[Collection entries]
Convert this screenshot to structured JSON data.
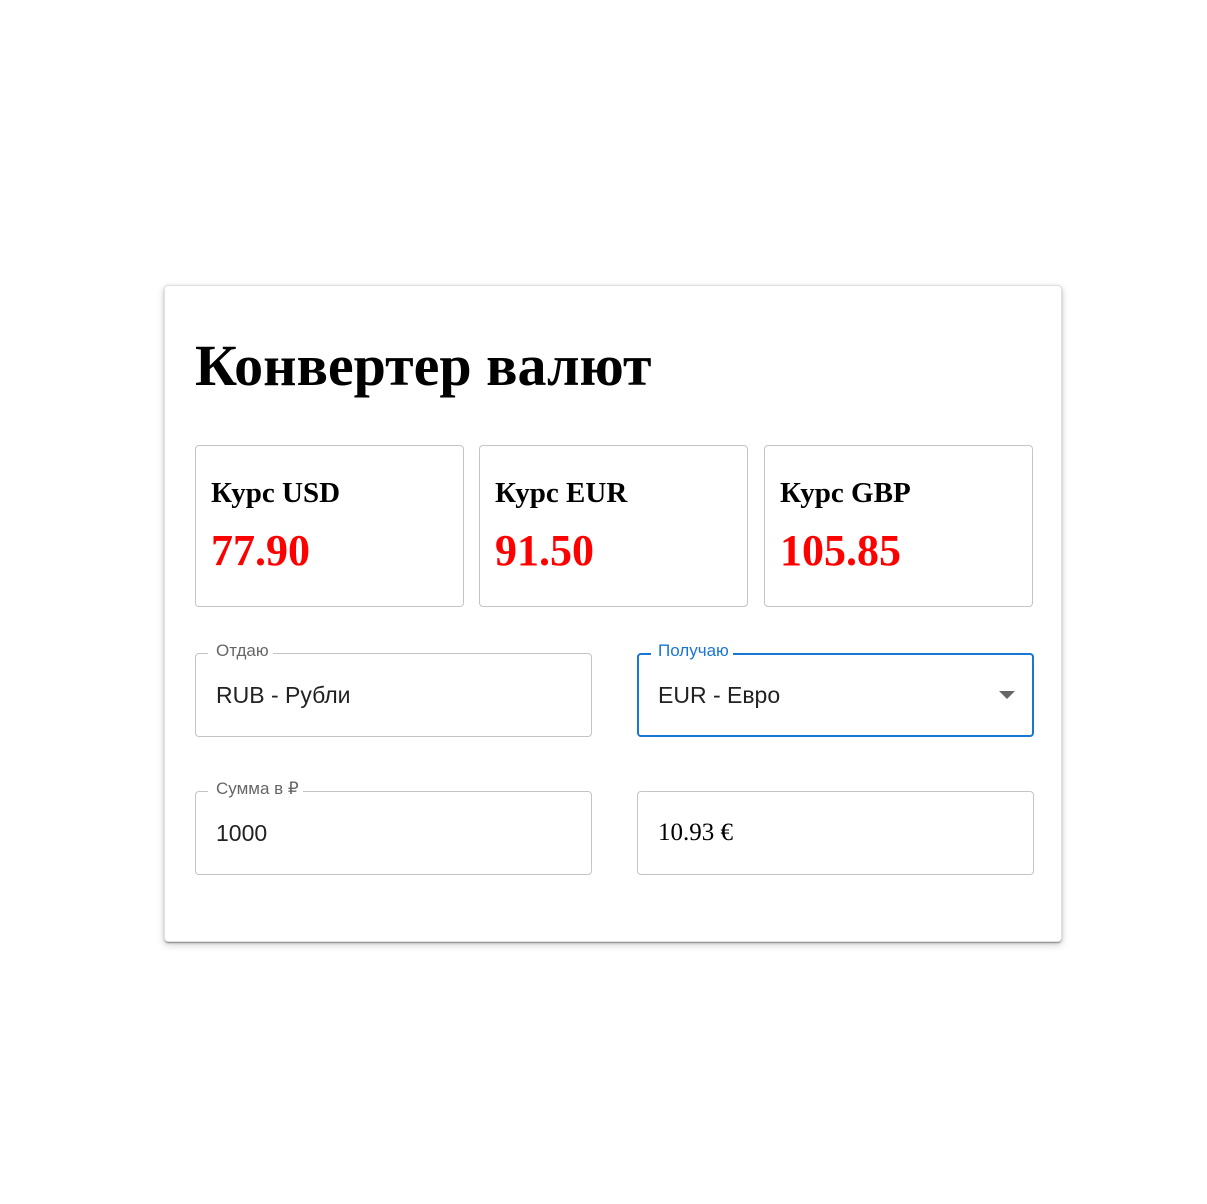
{
  "title": "Конвертер валют",
  "rates": [
    {
      "label": "Курс USD",
      "value": "77.90"
    },
    {
      "label": "Курс EUR",
      "value": "91.50"
    },
    {
      "label": "Курс GBP",
      "value": "105.85"
    }
  ],
  "from": {
    "label": "Отдаю",
    "value": "RUB - Рубли"
  },
  "to": {
    "label": "Получаю",
    "value": "EUR - Евро"
  },
  "amount": {
    "label": "Сумма в ₽",
    "value": "1000"
  },
  "result": {
    "value": "10.93 €"
  },
  "colors": {
    "accent": "#1976d2",
    "rate_value": "#ff0000",
    "border": "#c4c4c4"
  },
  "icons": {
    "select_arrow": "arrow-drop-down-icon"
  }
}
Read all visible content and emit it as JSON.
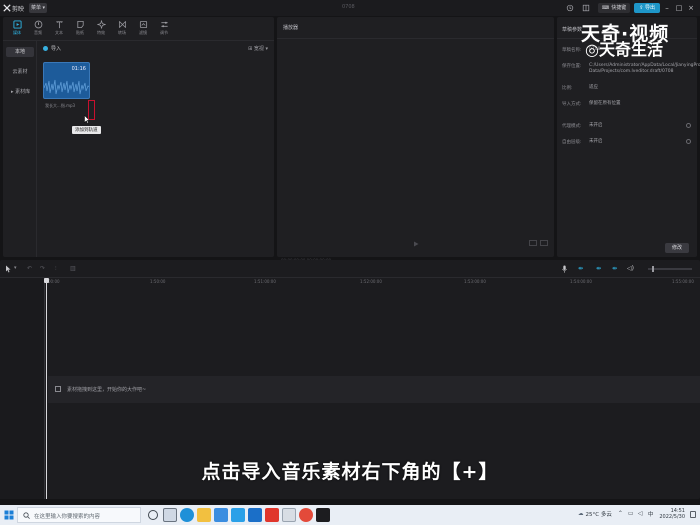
{
  "titlebar": {
    "app_name": "剪映",
    "menu_label": "菜单",
    "project_title": "0708",
    "shortcut_label": "快捷键",
    "export_label": "导出"
  },
  "media_panel": {
    "tabs": [
      {
        "label": "媒体",
        "icon": "media-icon",
        "active": true
      },
      {
        "label": "音频",
        "icon": "audio-icon",
        "active": false
      },
      {
        "label": "文本",
        "icon": "text-icon",
        "active": false
      },
      {
        "label": "贴纸",
        "icon": "sticker-icon",
        "active": false
      },
      {
        "label": "特效",
        "icon": "effects-icon",
        "active": false
      },
      {
        "label": "转场",
        "icon": "transition-icon",
        "active": false
      },
      {
        "label": "滤镜",
        "icon": "filter-icon",
        "active": false
      },
      {
        "label": "调节",
        "icon": "adjust-icon",
        "active": false
      }
    ],
    "sidebar": {
      "local": "本地",
      "cloud": "云素材",
      "library": "▸ 素材库"
    },
    "import_label": "导入",
    "sort_label": "⊞ 宽视 ▾",
    "item": {
      "duration": "01:16",
      "filename": "我长大...指.mp3",
      "add_glyph": "+",
      "tooltip": "添加到轨道"
    }
  },
  "player": {
    "title": "播放器",
    "time": "00:00:00:00  00:00:00:00  ▾"
  },
  "properties": {
    "title": "草稿参数",
    "rows": [
      {
        "label": "草稿名称:",
        "value": "0708"
      },
      {
        "label": "保存位置:",
        "value": "C:/Users/Administrator/AppData/Local/JianyingPro/User Data/Projects/com.lveditor.draft/0708"
      },
      {
        "label": "比例:",
        "value": "适应"
      },
      {
        "label": "导入方式:",
        "value": "保留在原有位置"
      },
      {
        "label": "代理模式:",
        "value": "未开启"
      },
      {
        "label": "自由层级:",
        "value": "未开启"
      }
    ],
    "modify_label": "修改"
  },
  "watermark": {
    "main": "天奇·视频",
    "sub": "◎天奇生活"
  },
  "timeline": {
    "ticks": [
      "00:00",
      "1:50:00",
      "1:51:00:00",
      "1:52:00:00",
      "1:53:00:00",
      "1:54:00:00",
      "1:55:00:00"
    ],
    "drop_hint": "素材拖拽到这里，开始你的大作吧~"
  },
  "subtitle": "点击导入音乐素材右下角的【+】",
  "taskbar": {
    "search_placeholder": "在这里输入你要搜索的内容",
    "weather": "25°C 多云",
    "lang": "中",
    "time": "14:51",
    "date": "2022/5/30"
  }
}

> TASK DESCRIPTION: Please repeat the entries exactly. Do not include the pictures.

> TASK OUTPUT:
Convert this screenshot to structured JSON data.
{
  "title": "Конвертер валют",
  "rates": [
    {
      "label": "Курс USD",
      "value": "77.90"
    },
    {
      "label": "Курс EUR",
      "value": "91.50"
    },
    {
      "label": "Курс GBP",
      "value": "105.85"
    }
  ],
  "from": {
    "label": "Отдаю",
    "value": "RUB - Рубли"
  },
  "to": {
    "label": "Получаю",
    "value": "EUR - Евро"
  },
  "amount": {
    "label": "Сумма в ₽",
    "value": "1000"
  },
  "result": {
    "value": "10.93 €"
  },
  "colors": {
    "accent": "#1976d2",
    "rate_value": "#ff0000",
    "border": "#c4c4c4"
  },
  "icons": {
    "select_arrow": "arrow-drop-down-icon"
  }
}
Read all visible content and emit it as JSON.
{
  "titlebar": {
    "app_name": "剪映",
    "menu_label": "菜单",
    "project_title": "0708",
    "shortcut_label": "快捷键",
    "export_label": "导出"
  },
  "media_panel": {
    "tabs": [
      {
        "label": "媒体",
        "icon": "media-icon",
        "active": true
      },
      {
        "label": "音频",
        "icon": "audio-icon",
        "active": false
      },
      {
        "label": "文本",
        "icon": "text-icon",
        "active": false
      },
      {
        "label": "贴纸",
        "icon": "sticker-icon",
        "active": false
      },
      {
        "label": "特效",
        "icon": "effects-icon",
        "active": false
      },
      {
        "label": "转场",
        "icon": "transition-icon",
        "active": false
      },
      {
        "label": "滤镜",
        "icon": "filter-icon",
        "active": false
      },
      {
        "label": "调节",
        "icon": "adjust-icon",
        "active": false
      }
    ],
    "sidebar": {
      "local": "本地",
      "cloud": "云素材",
      "library": "▸ 素材库"
    },
    "import_label": "导入",
    "sort_label": "⊞ 宽视 ▾",
    "item": {
      "duration": "01:16",
      "filename": "我长大...指.mp3",
      "add_glyph": "+",
      "tooltip": "添加到轨道"
    }
  },
  "player": {
    "title": "播放器",
    "time": "00:00:00:00  00:00:00:00  ▾"
  },
  "properties": {
    "title": "草稿参数",
    "rows": [
      {
        "label": "草稿名称:",
        "value": "0708"
      },
      {
        "label": "保存位置:",
        "value": "C:/Users/Administrator/AppData/Local/JianyingPro/User Data/Projects/com.lveditor.draft/0708"
      },
      {
        "label": "比例:",
        "value": "适应"
      },
      {
        "label": "导入方式:",
        "value": "保留在原有位置"
      },
      {
        "label": "代理模式:",
        "value": "未开启"
      },
      {
        "label": "自由层级:",
        "value": "未开启"
      }
    ],
    "modify_label": "修改"
  },
  "watermark": {
    "main": "天奇·视频",
    "sub": "◎天奇生活"
  },
  "timeline": {
    "ticks": [
      "00:00",
      "1:50:00",
      "1:51:00:00",
      "1:52:00:00",
      "1:53:00:00",
      "1:54:00:00",
      "1:55:00:00"
    ],
    "drop_hint": "素材拖拽到这里，开始你的大作吧~"
  },
  "subtitle": "点击导入音乐素材右下角的【+】",
  "taskbar": {
    "search_placeholder": "在这里输入你要搜索的内容",
    "weather": "25°C 多云",
    "lang": "中",
    "time": "14:51",
    "date": "2022/5/30"
  }
}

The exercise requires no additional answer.